Thirty-year-old Will Still has said he had to pinch himself when he first managed Stade de Reims against Paris Saint-Germain earlier this season. Three months on and he has yet to lose a Ligue 1 Uber Eats game as his side prepare to face the champions again.
With coach Óscar García back in his native Spain for personal reasons, Still stepped up from his role as assistant and oversaw an impressive 0-0 draw with the reigning champions in early October. It takes a big effort to stop the capital club and their all-star attack from scoring, and Still’s performance on the touchline made a big impression on the Reims directors.
A few days later he was named head coach on an interim basis to replace García, the appointment coming in the week he celebrated his 30th birthday. After five more games without losing, he was confirmed as coach permanently during the break for the World Cup. And the unbeaten run has continued since the campaign restarted, with Still already enjoying the most successful start for any Reims coach in France’s top flight.
In the family
It has been a remarkable performance from the Belgian-born Tintin lookalike. But Still is no footballing novice, far from it. He and his brothers are all precocious coaching talents – elder brother Edward, 32, is in charge at Eupen in the Belgian Pro League, where Nicolas, the youngest of the siblings, is his assistant. Born to English parents, Will left Belgium to study at a college near Preston in north-west England and from there went on to become coach of the local club Preston North End’s Under-14 side.
The journey into professional football had started for someone who played Football Manager obsessively while growing up. At 24 he was named caretaker coach at Lierse in the Belgian second tier, and at 28 he was put in charge of Beerschot. Reims were soon knocking at his door.
“I could barely believe it,” he recently told the Coaches’ Voice website. “It felt totally surreal that Reims knew who I was, let alone that they had been tracking my progress as a coach.”
He returned to Belgium after a first, short spell as an assistant coach in Champagne country, but came back to the Stade Auguste-Delaune ahead of this season, before soon becoming the number one. “Pinch-me moments don’t get much more dramatic than that,” he said of leading the side out against PSG’s stars.
Including a 2-2 draw away to regional rivals ESTAC Troyes just before that solid defensive display against PSG, Reims are unbeaten in 11 Ligue 1 Uber Eats outings. They have kept six clean sheets in their last 10, including a 0-0 draw last weekend with an OGC Nice side who had scored six a few days earlier.
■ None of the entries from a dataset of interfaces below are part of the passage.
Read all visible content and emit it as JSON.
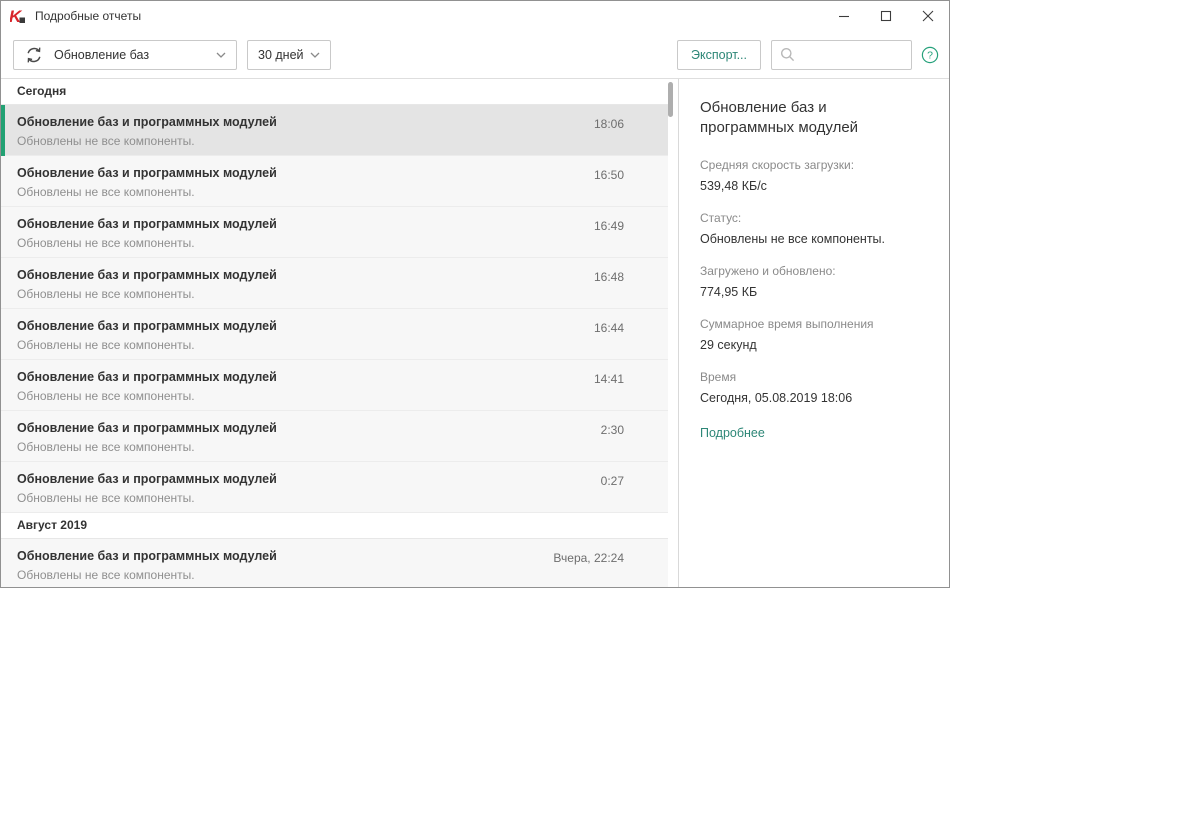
{
  "window": {
    "title": "Подробные отчеты"
  },
  "icons": {
    "app_logo": "kaspersky-logo",
    "report_type_dropdown": "refresh-icon",
    "dropdown_chevron": "chevron-down-icon",
    "search": "magnifier-icon",
    "help": "question-circle-icon",
    "window_controls": [
      "minimize-icon",
      "maximize-icon",
      "close-icon"
    ]
  },
  "toolbar": {
    "report_type_value": "Обновление баз",
    "period_value": "30 дней",
    "export_label": "Экспорт...",
    "search_placeholder": "",
    "search_value": ""
  },
  "list": {
    "sections": [
      {
        "header": "Сегодня",
        "items": [
          {
            "title": "Обновление баз и программных модулей",
            "subtitle": "Обновлены не все компоненты.",
            "time": "18:06",
            "selected": true
          },
          {
            "title": "Обновление баз и программных модулей",
            "subtitle": "Обновлены не все компоненты.",
            "time": "16:50",
            "selected": false
          },
          {
            "title": "Обновление баз и программных модулей",
            "subtitle": "Обновлены не все компоненты.",
            "time": "16:49",
            "selected": false
          },
          {
            "title": "Обновление баз и программных модулей",
            "subtitle": "Обновлены не все компоненты.",
            "time": "16:48",
            "selected": false
          },
          {
            "title": "Обновление баз и программных модулей",
            "subtitle": "Обновлены не все компоненты.",
            "time": "16:44",
            "selected": false
          },
          {
            "title": "Обновление баз и программных модулей",
            "subtitle": "Обновлены не все компоненты.",
            "time": "14:41",
            "selected": false
          },
          {
            "title": "Обновление баз и программных модулей",
            "subtitle": "Обновлены не все компоненты.",
            "time": "2:30",
            "selected": false
          },
          {
            "title": "Обновление баз и программных модулей",
            "subtitle": "Обновлены не все компоненты.",
            "time": "0:27",
            "selected": false
          }
        ]
      },
      {
        "header": "Август 2019",
        "items": [
          {
            "title": "Обновление баз и программных модулей",
            "subtitle": "Обновлены не все компоненты.",
            "time": "Вчера, 22:24",
            "selected": false
          }
        ]
      }
    ]
  },
  "details": {
    "title": "Обновление баз и программных модулей",
    "fields": [
      {
        "label": "Средняя скорость загрузки:",
        "value": "539,48 КБ/с"
      },
      {
        "label": "Статус:",
        "value": "Обновлены не все компоненты."
      },
      {
        "label": "Загружено и обновлено:",
        "value": "774,95 КБ"
      },
      {
        "label": "Суммарное время выполнения",
        "value": "29 секунд"
      },
      {
        "label": "Время",
        "value": "Сегодня, 05.08.2019 18:06"
      }
    ],
    "more_link": "Подробнее"
  },
  "colors": {
    "accent_green": "#22a173",
    "link_teal": "#2d8777",
    "brand_red": "#d8252b",
    "selected_row_bg": "#e4e4e4",
    "row_bg": "#f7f7f7",
    "window_border": "#919191"
  }
}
Still’s impact on the team is in no doubt.
“He will probably become a really great coach,” Reims president Jean-Pierre Caillot told sports daily L’Equipe.
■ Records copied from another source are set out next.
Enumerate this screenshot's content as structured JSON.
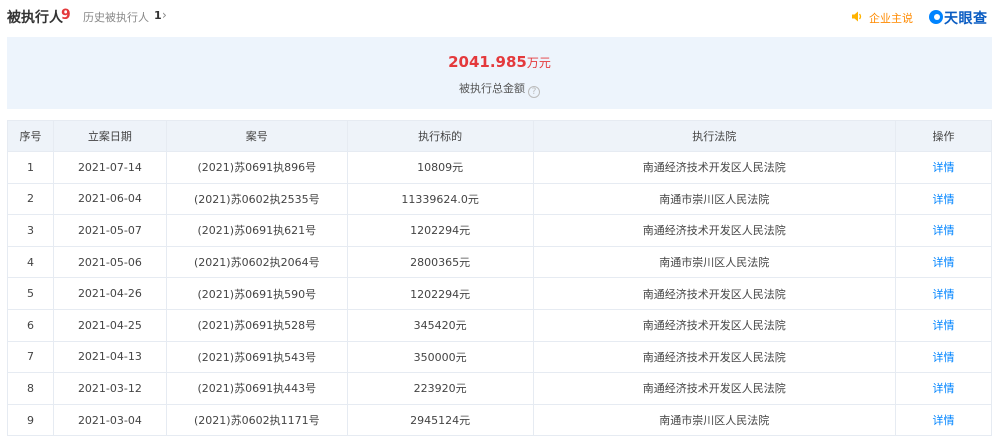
{
  "header": {
    "title": "被执行人",
    "count": "9",
    "history_label": "历史被执行人",
    "history_count": "1",
    "owner_link": "企业主说",
    "logo_text": "天眼查"
  },
  "summary": {
    "amount": "2041.985",
    "unit": "万元",
    "label": "被执行总金额",
    "help": "?"
  },
  "table": {
    "columns": [
      "序号",
      "立案日期",
      "案号",
      "执行标的",
      "执行法院",
      "操作"
    ],
    "rows": [
      {
        "no": "1",
        "date": "2021-07-14",
        "case": "(2021)苏0691执896号",
        "amount": "10809元",
        "court": "南通经济技术开发区人民法院",
        "action": "详情"
      },
      {
        "no": "2",
        "date": "2021-06-04",
        "case": "(2021)苏0602执2535号",
        "amount": "11339624.0元",
        "court": "南通市崇川区人民法院",
        "action": "详情"
      },
      {
        "no": "3",
        "date": "2021-05-07",
        "case": "(2021)苏0691执621号",
        "amount": "1202294元",
        "court": "南通经济技术开发区人民法院",
        "action": "详情"
      },
      {
        "no": "4",
        "date": "2021-05-06",
        "case": "(2021)苏0602执2064号",
        "amount": "2800365元",
        "court": "南通市崇川区人民法院",
        "action": "详情"
      },
      {
        "no": "5",
        "date": "2021-04-26",
        "case": "(2021)苏0691执590号",
        "amount": "1202294元",
        "court": "南通经济技术开发区人民法院",
        "action": "详情"
      },
      {
        "no": "6",
        "date": "2021-04-25",
        "case": "(2021)苏0691执528号",
        "amount": "345420元",
        "court": "南通经济技术开发区人民法院",
        "action": "详情"
      },
      {
        "no": "7",
        "date": "2021-04-13",
        "case": "(2021)苏0691执543号",
        "amount": "350000元",
        "court": "南通经济技术开发区人民法院",
        "action": "详情"
      },
      {
        "no": "8",
        "date": "2021-03-12",
        "case": "(2021)苏0691执443号",
        "amount": "223920元",
        "court": "南通经济技术开发区人民法院",
        "action": "详情"
      },
      {
        "no": "9",
        "date": "2021-03-04",
        "case": "(2021)苏0602执1171号",
        "amount": "2945124元",
        "court": "南通市崇川区人民法院",
        "action": "详情"
      }
    ]
  },
  "colors": {
    "accent_red": "#e4393c",
    "link_blue": "#0084ff",
    "owner_orange": "#ff8a00",
    "summary_bg": "#edf4fc"
  },
  "icons": [
    "speaker-icon",
    "tianyancha-logo-icon",
    "help-icon",
    "chevron-right-icon"
  ]
}
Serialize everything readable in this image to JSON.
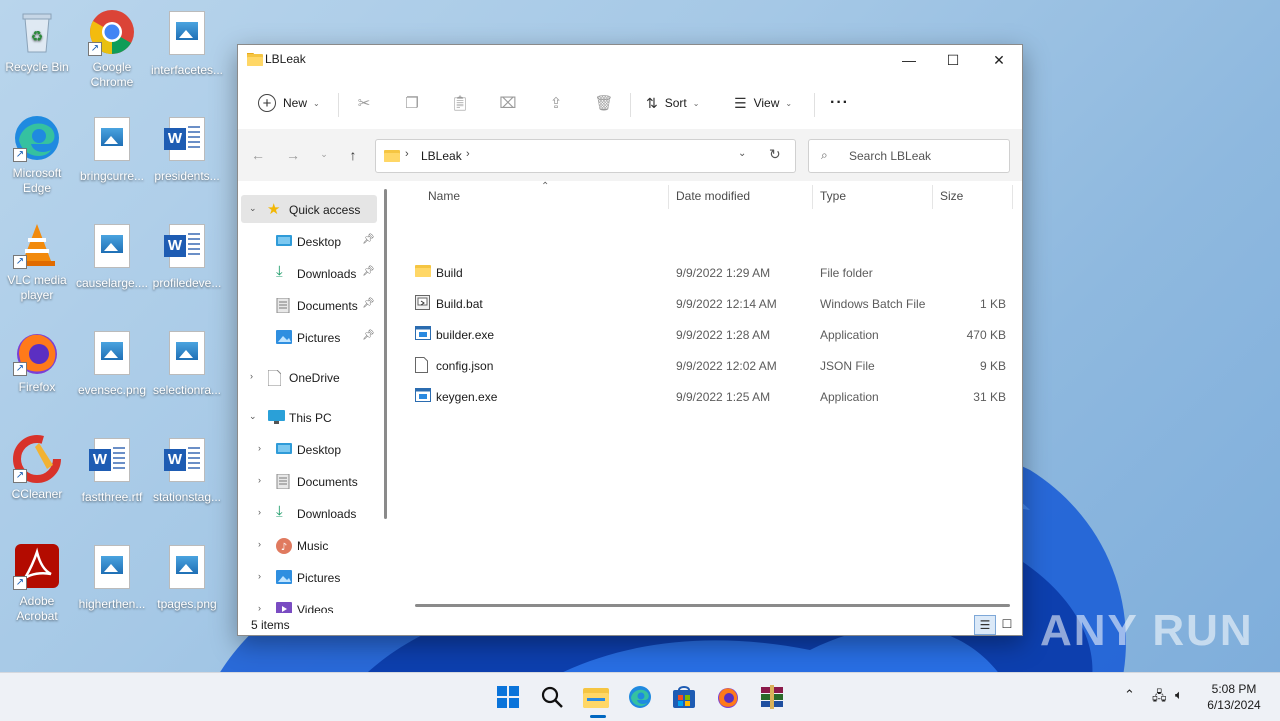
{
  "desktop": {
    "icons": [
      {
        "label": "Recycle Bin"
      },
      {
        "label": "Google Chrome"
      },
      {
        "label": "interfacetes..."
      },
      {
        "label": "Microsoft Edge"
      },
      {
        "label": "bringcurre..."
      },
      {
        "label": "presidents..."
      },
      {
        "label": "VLC media player"
      },
      {
        "label": "causelarge...."
      },
      {
        "label": "profiledeve..."
      },
      {
        "label": "Firefox"
      },
      {
        "label": "evensec.png"
      },
      {
        "label": "selectionra..."
      },
      {
        "label": "CCleaner"
      },
      {
        "label": "fastthree.rtf"
      },
      {
        "label": "stationstag..."
      },
      {
        "label": "Adobe Acrobat"
      },
      {
        "label": "higherthen..."
      },
      {
        "label": "tpages.png"
      }
    ]
  },
  "window": {
    "title": "LBLeak",
    "controls": {
      "minimize": "—",
      "maximize": "☐",
      "close": "✕"
    }
  },
  "toolbar": {
    "new_label": "New",
    "sort_label": "Sort",
    "view_label": "View",
    "more_label": "···"
  },
  "address": {
    "crumb": "LBLeak",
    "separator": "›"
  },
  "search": {
    "placeholder": "Search LBLeak"
  },
  "nav_pane": {
    "quick_access": "Quick access",
    "quick_items": [
      {
        "label": "Desktop"
      },
      {
        "label": "Downloads"
      },
      {
        "label": "Documents"
      },
      {
        "label": "Pictures"
      }
    ],
    "onedrive": "OneDrive",
    "this_pc": "This PC",
    "pc_items": [
      {
        "label": "Desktop"
      },
      {
        "label": "Documents"
      },
      {
        "label": "Downloads"
      },
      {
        "label": "Music"
      },
      {
        "label": "Pictures"
      },
      {
        "label": "Videos"
      }
    ]
  },
  "columns": {
    "name": "Name",
    "date": "Date modified",
    "type": "Type",
    "size": "Size"
  },
  "files": [
    {
      "name": "Build",
      "date": "9/9/2022 1:29 AM",
      "type": "File folder",
      "size": "",
      "icon": "folder-icon"
    },
    {
      "name": "Build.bat",
      "date": "9/9/2022 12:14 AM",
      "type": "Windows Batch File",
      "size": "1 KB",
      "icon": "batch-file-icon"
    },
    {
      "name": "builder.exe",
      "date": "9/9/2022 1:28 AM",
      "type": "Application",
      "size": "470 KB",
      "icon": "application-icon"
    },
    {
      "name": "config.json",
      "date": "9/9/2022 12:02 AM",
      "type": "JSON File",
      "size": "9 KB",
      "icon": "json-file-icon"
    },
    {
      "name": "keygen.exe",
      "date": "9/9/2022 1:25 AM",
      "type": "Application",
      "size": "31 KB",
      "icon": "application-icon"
    }
  ],
  "status": {
    "items_count": "5 items"
  },
  "taskbar": {
    "time": "5:08 PM",
    "date": "6/13/2024"
  },
  "watermark": "ANY RUN",
  "colors": {
    "accent": "#0067c0",
    "folder": "#f5c542",
    "selection": "#e5e5e5"
  }
}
Football Manager to football manager
Still himself admits that the cult game Football Manager gave him a solid grounding in what being in charge of a real football team was all about. “I’d been obsessed with it growing up. Me and my brother would play it relentlessly - we weren’t allowed a PlayStation, so we played Football Manager on the family computer,” he told the Coaches’ Voice.
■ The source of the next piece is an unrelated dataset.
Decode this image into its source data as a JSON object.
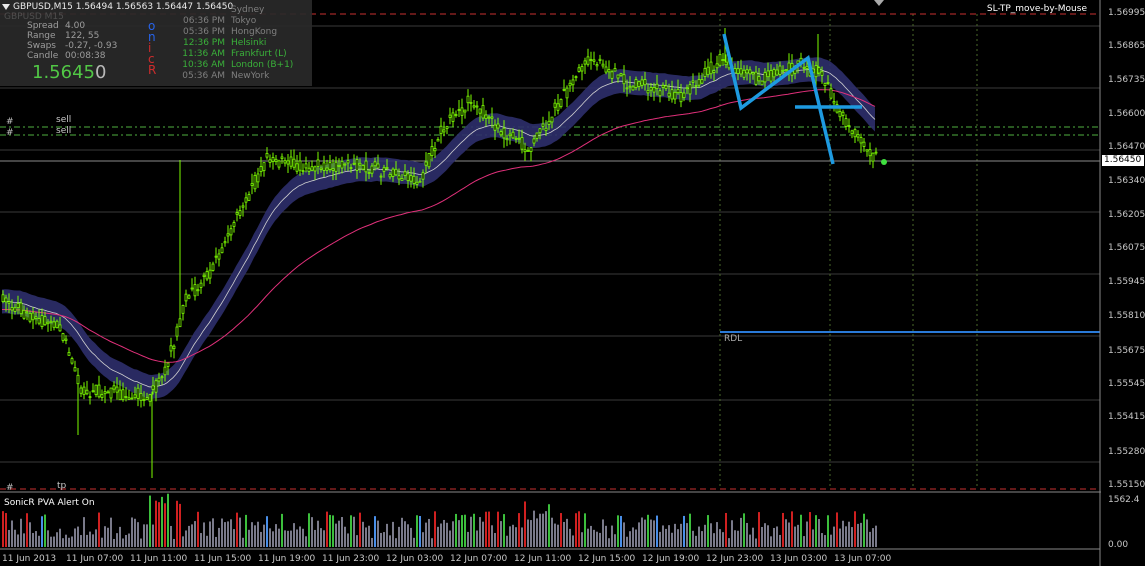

The West Ham United fan is not only very young for a coach at the highest level. He is also in charge of the squad with the youngest average age in Ligue 1 – the only member of the Reims team older than the coach is Yunis Abdelhamid, the 35-year-old defender and captain.
Reims are young. They are also cosmopolitan. A club with a Belgian-born English coach has a wide array of different nationalities in the squad. Among them is Folarin Balogun, the 21-year-old, New York-born England Under-21 international hitman who has already netted 10 goals on loan from Arsenal.
Balogun’s impact has made up for the departure of last season’s revelation Hugo Ekitiké, who is now on loan at PSG ahead of a permanent move there this coming summer. The two-time former European Cup finalists sit safely in mid-table at the season’s halfway stage. Whatever happens when they take on PSG once more on January 29, the outlook is positive for the remainder of the campaign under Still.
“The team is finally playing football that is in keeping with the quality of the squad. They are enjoying themselves and that makes them a pleasure to watch. The players are adhering to the style of football that he wants to play, and to the club’s overall project,” Caillot, the long-serving president, told L’Union.